Many people at Gracepoint Berkeley church are rushing up to me saying variations of, “I’m *so* motivated and excited to read more books! But I haven’t read a non-required book in ____ years. I don’t know where to start!” After finding out a little more about people’s reading histories, I often recommend that people start with Lee Strobel’s The Case for _____ books, especially because many people associate Christian books, especially books on apologetics, with words like difficult, dry, boring, complicated, and are demotivated before even starting.
Strobel, a former atheist, traces his journey to faith through his 1999 book, The Case for Christ: A Journalist’s Personal Investigation of the Evidence for Jesus. What I love about his books is that they are very accessible to the everyday person.
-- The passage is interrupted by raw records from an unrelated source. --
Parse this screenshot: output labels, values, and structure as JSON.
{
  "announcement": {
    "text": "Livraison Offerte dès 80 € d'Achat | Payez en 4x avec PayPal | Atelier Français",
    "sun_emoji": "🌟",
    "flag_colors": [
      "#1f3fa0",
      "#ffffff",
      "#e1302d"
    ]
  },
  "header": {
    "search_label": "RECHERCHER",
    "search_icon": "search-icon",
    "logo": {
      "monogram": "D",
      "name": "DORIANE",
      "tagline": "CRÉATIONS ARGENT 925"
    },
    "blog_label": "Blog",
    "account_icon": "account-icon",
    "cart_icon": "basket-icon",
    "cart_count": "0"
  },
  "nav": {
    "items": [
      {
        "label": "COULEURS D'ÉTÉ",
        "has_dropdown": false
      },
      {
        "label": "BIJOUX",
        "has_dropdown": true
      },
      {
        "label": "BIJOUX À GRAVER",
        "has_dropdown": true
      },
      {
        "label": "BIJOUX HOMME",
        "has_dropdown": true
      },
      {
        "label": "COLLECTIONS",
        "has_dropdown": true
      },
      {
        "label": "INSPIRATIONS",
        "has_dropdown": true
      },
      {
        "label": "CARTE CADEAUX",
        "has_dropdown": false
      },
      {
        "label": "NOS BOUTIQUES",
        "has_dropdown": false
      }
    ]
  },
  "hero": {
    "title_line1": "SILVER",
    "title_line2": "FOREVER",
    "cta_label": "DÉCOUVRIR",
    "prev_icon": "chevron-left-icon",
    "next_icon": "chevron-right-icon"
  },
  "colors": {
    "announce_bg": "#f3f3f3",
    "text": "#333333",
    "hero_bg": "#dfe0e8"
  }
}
While it is an apologetics book, it also reads very much like a story — it is investigative journalism, after all — and Strobel uses his background in journalism to weave in details, and even develop tension as he chronicles his own grappling with the evidence he encounters. It is both a compelling and edifying read!
For each chapter, Strobel investigates a different tough question regarding Jesus, through an interview with Christian apologists and theologians, including J.P. Moreland, Greg Boyd, and William Lane Craig. It is a great book for Christians who want to learn the evidence for why you believe what you believe, or how to present the evidence clearly and concisely. I’ve also found it is a great book for people who are not Christians, but seekers who are open to, or in the process of investigating the claims of Christianity.
Additionally, for each of The Case for… books, there is a “Student Edition” (middle and high school range) and a “For Kids” edition (for about 9-12 year olds). Bibliopolis patrons of all ages attest to how great they are.
The kindle version of The Case for Christ is currently $1.99! People often ask me my opinion on e-books. And while e-readers have done a fabulous job of simulating the sense of progress and even the act of flipping a page, I still think reading and holding a physical book, flipping and (sometimes ripping) actual pages is the best reading experience. But I’m no e-reader hater. I even like audiobooks (gasp!). I was kind of snobby about it all for a long time, but I’ve come to appreciate the pros and cons of all sorts of reading. In the end, reading an e-book is better than not reading any book. (You have to re-read that last sentence out loud…I’m on a roll today!)
Have you read any of “The Case for” books? Which is your favorite? (Mine is The Case for Faith.) What’s your take on e-books? Are you a proponent? Opponent?